**Assigned task**
Beneath this task are records; count how many lines include the string "label" and answer with that number alone.

**Data records for software interfaces**
☆ ☆ ☆ ☆ ☆ ☆ ☆

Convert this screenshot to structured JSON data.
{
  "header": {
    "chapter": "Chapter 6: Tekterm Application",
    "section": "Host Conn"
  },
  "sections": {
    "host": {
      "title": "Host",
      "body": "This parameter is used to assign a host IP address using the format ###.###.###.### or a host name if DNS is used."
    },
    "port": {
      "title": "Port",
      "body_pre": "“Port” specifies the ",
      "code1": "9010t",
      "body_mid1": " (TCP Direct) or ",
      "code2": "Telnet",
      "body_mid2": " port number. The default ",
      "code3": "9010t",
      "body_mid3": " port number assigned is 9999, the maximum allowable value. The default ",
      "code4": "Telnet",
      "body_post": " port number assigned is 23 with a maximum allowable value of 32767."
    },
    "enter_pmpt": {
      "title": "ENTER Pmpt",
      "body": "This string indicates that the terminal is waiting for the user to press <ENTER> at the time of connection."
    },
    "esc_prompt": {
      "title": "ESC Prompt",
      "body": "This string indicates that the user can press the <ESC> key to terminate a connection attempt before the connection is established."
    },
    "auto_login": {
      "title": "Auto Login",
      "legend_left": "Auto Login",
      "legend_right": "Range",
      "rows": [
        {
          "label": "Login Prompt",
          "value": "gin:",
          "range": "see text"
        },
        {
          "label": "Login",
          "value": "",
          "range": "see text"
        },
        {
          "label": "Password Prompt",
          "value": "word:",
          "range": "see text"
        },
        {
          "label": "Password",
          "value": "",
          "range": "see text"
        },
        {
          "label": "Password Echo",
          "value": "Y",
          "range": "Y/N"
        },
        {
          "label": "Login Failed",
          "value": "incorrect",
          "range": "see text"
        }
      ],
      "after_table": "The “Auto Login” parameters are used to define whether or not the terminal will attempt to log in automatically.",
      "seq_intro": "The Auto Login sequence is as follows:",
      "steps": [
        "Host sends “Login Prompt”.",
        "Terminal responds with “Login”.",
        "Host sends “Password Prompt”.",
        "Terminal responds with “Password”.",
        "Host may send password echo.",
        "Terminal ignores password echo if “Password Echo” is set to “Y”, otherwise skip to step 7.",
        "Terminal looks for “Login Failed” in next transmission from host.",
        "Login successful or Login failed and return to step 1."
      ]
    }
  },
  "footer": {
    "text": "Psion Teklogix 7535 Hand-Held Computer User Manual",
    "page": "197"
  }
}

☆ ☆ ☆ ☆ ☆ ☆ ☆

**Solved problem**
6